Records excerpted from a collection
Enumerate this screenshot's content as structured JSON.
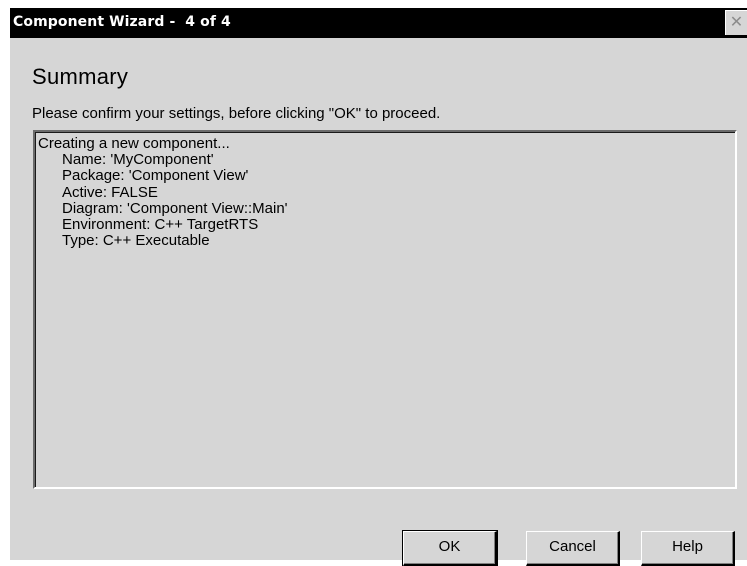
{
  "window": {
    "title": "Component Wizard -  4 of 4",
    "close_glyph": "✕",
    "close_icon": "close-icon"
  },
  "page": {
    "heading": "Summary",
    "instruction": "Please confirm your settings, before clicking \"OK\" to proceed."
  },
  "summary": {
    "lines": [
      "Creating a new component...",
      "Name: 'MyComponent'",
      "Package: 'Component View'",
      "Active: FALSE",
      "Diagram: 'Component View::Main'",
      "Environment: C++ TargetRTS",
      "Type: C++ Executable"
    ]
  },
  "buttons": {
    "ok": "OK",
    "cancel": "Cancel",
    "help": "Help"
  },
  "colors": {
    "title_bar": "#000000",
    "title_text": "#ffffff",
    "dialog_face": "#d6d6d6"
  }
}
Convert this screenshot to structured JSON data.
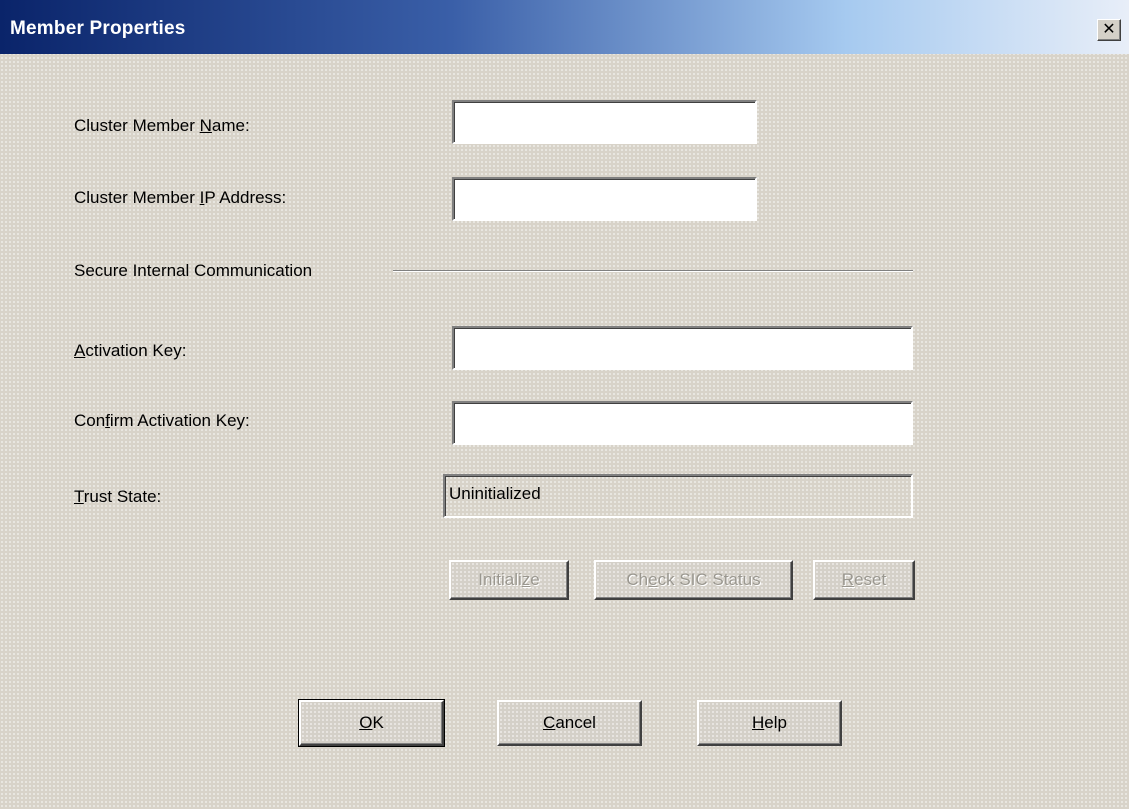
{
  "window": {
    "title": "Member Properties",
    "close_glyph": "✕"
  },
  "form": {
    "name_label": {
      "pre": "Cluster Member ",
      "key": "N",
      "post": "ame:"
    },
    "name_value": "",
    "ip_label": {
      "pre": "Cluster Member ",
      "key": "I",
      "post": "P Address:"
    },
    "ip_value": "",
    "sic_section_label": "Secure Internal Communication",
    "activation_label": {
      "pre": "",
      "key": "A",
      "post": "ctivation Key:"
    },
    "activation_value": "",
    "confirm_label": {
      "pre": "Con",
      "key": "f",
      "post": "irm Activation Key:"
    },
    "confirm_value": "",
    "trust_label": {
      "pre": "",
      "key": "T",
      "post": "rust State:"
    },
    "trust_value": "Uninitialized"
  },
  "sic_buttons": {
    "initialize": {
      "pre": "Initiali",
      "key": "z",
      "post": "e"
    },
    "check": {
      "pre": "Ch",
      "key": "e",
      "post": "ck SIC Status"
    },
    "reset": {
      "pre": "",
      "key": "R",
      "post": "eset"
    }
  },
  "footer": {
    "ok": {
      "pre": "",
      "key": "O",
      "post": "K"
    },
    "cancel": {
      "pre": "",
      "key": "C",
      "post": "ancel"
    },
    "help": {
      "pre": "",
      "key": "H",
      "post": "elp"
    }
  },
  "colors": {
    "title_gradient_start": "#0a246a",
    "title_gradient_end": "#e8eef8",
    "dialog_face": "#d8d3c9",
    "disabled_text": "#9a978f"
  }
}
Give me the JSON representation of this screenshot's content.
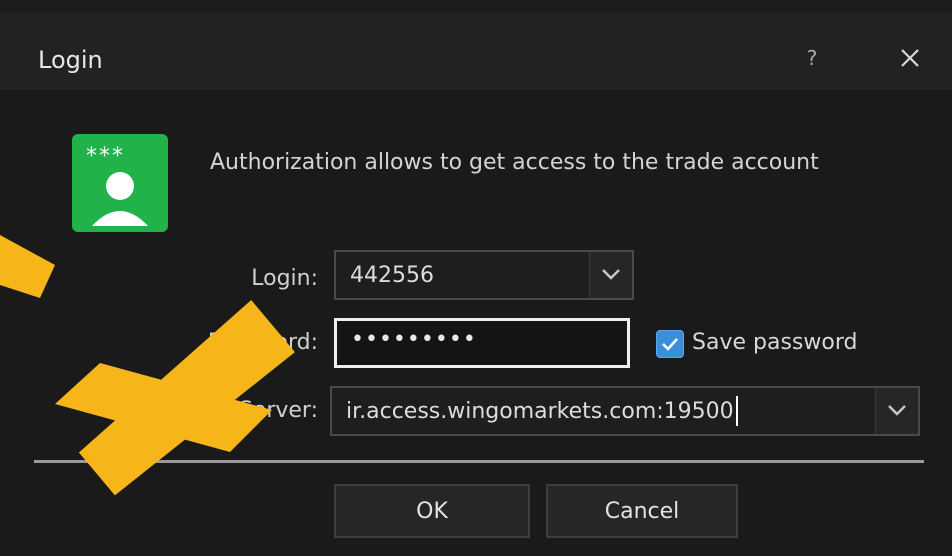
{
  "window": {
    "title": "Login",
    "help_label": "?"
  },
  "info_text": "Authorization allows to get access to the trade account",
  "app_icon_stars": "***",
  "form": {
    "login_label": "Login:",
    "login_value": "442556",
    "password_label": "Password:",
    "password_value": "•••••••••",
    "save_password_label": "Save password",
    "save_password_checked": true,
    "server_label": "Server:",
    "server_value": "ir.access.wingomarkets.com:19500"
  },
  "buttons": {
    "ok": "OK",
    "cancel": "Cancel"
  },
  "colors": {
    "arrow": "#f6b619",
    "icon_green": "#21b24a",
    "checkbox_blue": "#3a8fd8"
  }
}
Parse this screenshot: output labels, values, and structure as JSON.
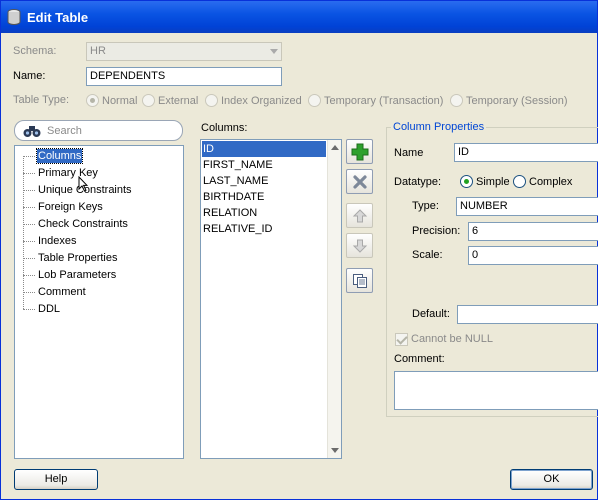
{
  "window": {
    "title": "Edit Table"
  },
  "schema": {
    "label": "Schema:",
    "value": "HR"
  },
  "name": {
    "label": "Name:",
    "value": "DEPENDENTS"
  },
  "table_type": {
    "label": "Table Type:",
    "options": [
      "Normal",
      "External",
      "Index Organized",
      "Temporary (Transaction)",
      "Temporary (Session)"
    ],
    "selected": "Normal"
  },
  "search": {
    "placeholder": "Search"
  },
  "nav": {
    "items": [
      "Columns",
      "Primary Key",
      "Unique Constraints",
      "Foreign Keys",
      "Check Constraints",
      "Indexes",
      "Table Properties",
      "Lob Parameters",
      "Comment",
      "DDL"
    ],
    "selected": "Columns"
  },
  "columns": {
    "label": "Columns:",
    "items": [
      "ID",
      "FIRST_NAME",
      "LAST_NAME",
      "BIRTHDATE",
      "RELATION",
      "RELATIVE_ID"
    ],
    "selected": "ID"
  },
  "toolbar": {
    "add": "add-icon",
    "remove": "remove-icon",
    "up": "move-up-icon",
    "down": "move-down-icon",
    "copy": "copy-icon"
  },
  "column_properties": {
    "title": "Column Properties",
    "name_label": "Name",
    "name_value": "ID",
    "datatype_label": "Datatype:",
    "datatype_options": [
      "Simple",
      "Complex"
    ],
    "datatype_selected": "Simple",
    "type_label": "Type:",
    "type_value": "NUMBER",
    "precision_label": "Precision:",
    "precision_value": "6",
    "scale_label": "Scale:",
    "scale_value": "0",
    "default_label": "Default:",
    "default_value": "",
    "not_null_label": "Cannot be NULL",
    "comment_label": "Comment:",
    "comment_value": ""
  },
  "buttons": {
    "help": "Help",
    "ok": "OK"
  },
  "colors": {
    "title_bar": "#0a54e3",
    "selection": "#316ac5",
    "group_title": "#0046d5",
    "add": "#2ea12e"
  }
}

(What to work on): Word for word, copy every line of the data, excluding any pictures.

(Problem solution):
Enumerate this screenshot's content as structured JSON.
{
  "window": {
    "title": "Component Wizard -  4 of 4",
    "close_glyph": "✕",
    "close_icon": "close-icon"
  },
  "page": {
    "heading": "Summary",
    "instruction": "Please confirm your settings, before clicking \"OK\" to proceed."
  },
  "summary": {
    "lines": [
      "Creating a new component...",
      "Name: 'MyComponent'",
      "Package: 'Component View'",
      "Active: FALSE",
      "Diagram: 'Component View::Main'",
      "Environment: C++ TargetRTS",
      "Type: C++ Executable"
    ]
  },
  "buttons": {
    "ok": "OK",
    "cancel": "Cancel",
    "help": "Help"
  },
  "colors": {
    "title_bar": "#000000",
    "title_text": "#ffffff",
    "dialog_face": "#d6d6d6"
  }
}
Convert this screenshot to structured JSON data.
{
  "window": {
    "title": "Member Properties",
    "close_glyph": "✕"
  },
  "form": {
    "name_label": {
      "pre": "Cluster Member ",
      "key": "N",
      "post": "ame:"
    },
    "name_value": "",
    "ip_label": {
      "pre": "Cluster Member ",
      "key": "I",
      "post": "P Address:"
    },
    "ip_value": "",
    "sic_section_label": "Secure Internal Communication",
    "activation_label": {
      "pre": "",
      "key": "A",
      "post": "ctivation Key:"
    },
    "activation_value": "",
    "confirm_label": {
      "pre": "Con",
      "key": "f",
      "post": "irm Activation Key:"
    },
    "confirm_value": "",
    "trust_label": {
      "pre": "",
      "key": "T",
      "post": "rust State:"
    },
    "trust_value": "Uninitialized"
  },
  "sic_buttons": {
    "initialize": {
      "pre": "Initiali",
      "key": "z",
      "post": "e"
    },
    "check": {
      "pre": "Ch",
      "key": "e",
      "post": "ck SIC Status"
    },
    "reset": {
      "pre": "",
      "key": "R",
      "post": "eset"
    }
  },
  "footer": {
    "ok": {
      "pre": "",
      "key": "O",
      "post": "K"
    },
    "cancel": {
      "pre": "",
      "key": "C",
      "post": "ancel"
    },
    "help": {
      "pre": "",
      "key": "H",
      "post": "elp"
    }
  },
  "colors": {
    "title_gradient_start": "#0a246a",
    "title_gradient_end": "#e8eef8",
    "dialog_face": "#d8d3c9",
    "disabled_text": "#9a978f"
  }
}
Give me the JSON representation of this screenshot's content.
{
  "window": {
    "title": "Login",
    "help_label": "?"
  },
  "info_text": "Authorization allows to get access to the trade account",
  "app_icon_stars": "***",
  "form": {
    "login_label": "Login:",
    "login_value": "442556",
    "password_label": "Password:",
    "password_value": "•••••••••",
    "save_password_label": "Save password",
    "save_password_checked": true,
    "server_label": "Server:",
    "server_value": "ir.access.wingomarkets.com:19500"
  },
  "buttons": {
    "ok": "OK",
    "cancel": "Cancel"
  },
  "colors": {
    "arrow": "#f6b619",
    "icon_green": "#21b24a",
    "checkbox_blue": "#3a8fd8"
  }
}
Parse this screenshot: output labels, values, and structure as JSON.
{
  "window": {
    "title": "Edit Table"
  },
  "schema": {
    "label": "Schema:",
    "value": "HR"
  },
  "name": {
    "label": "Name:",
    "value": "DEPENDENTS"
  },
  "table_type": {
    "label": "Table Type:",
    "options": [
      "Normal",
      "External",
      "Index Organized",
      "Temporary (Transaction)",
      "Temporary (Session)"
    ],
    "selected": "Normal"
  },
  "search": {
    "placeholder": "Search"
  },
  "nav": {
    "items": [
      "Columns",
      "Primary Key",
      "Unique Constraints",
      "Foreign Keys",
      "Check Constraints",
      "Indexes",
      "Table Properties",
      "Lob Parameters",
      "Comment",
      "DDL"
    ],
    "selected": "Columns"
  },
  "columns": {
    "label": "Columns:",
    "items": [
      "ID",
      "FIRST_NAME",
      "LAST_NAME",
      "BIRTHDATE",
      "RELATION",
      "RELATIVE_ID"
    ],
    "selected": "ID"
  },
  "toolbar": {
    "add": "add-icon",
    "remove": "remove-icon",
    "up": "move-up-icon",
    "down": "move-down-icon",
    "copy": "copy-icon"
  },
  "column_properties": {
    "title": "Column Properties",
    "name_label": "Name",
    "name_value": "ID",
    "datatype_label": "Datatype:",
    "datatype_options": [
      "Simple",
      "Complex"
    ],
    "datatype_selected": "Simple",
    "type_label": "Type:",
    "type_value": "NUMBER",
    "precision_label": "Precision:",
    "precision_value": "6",
    "scale_label": "Scale:",
    "scale_value": "0",
    "default_label": "Default:",
    "default_value": "",
    "not_null_label": "Cannot be NULL",
    "comment_label": "Comment:",
    "comment_value": ""
  },
  "buttons": {
    "help": "Help",
    "ok": "OK"
  },
  "colors": {
    "title_bar": "#0a54e3",
    "selection": "#316ac5",
    "group_title": "#0046d5",
    "add": "#2ea12e"
  }
}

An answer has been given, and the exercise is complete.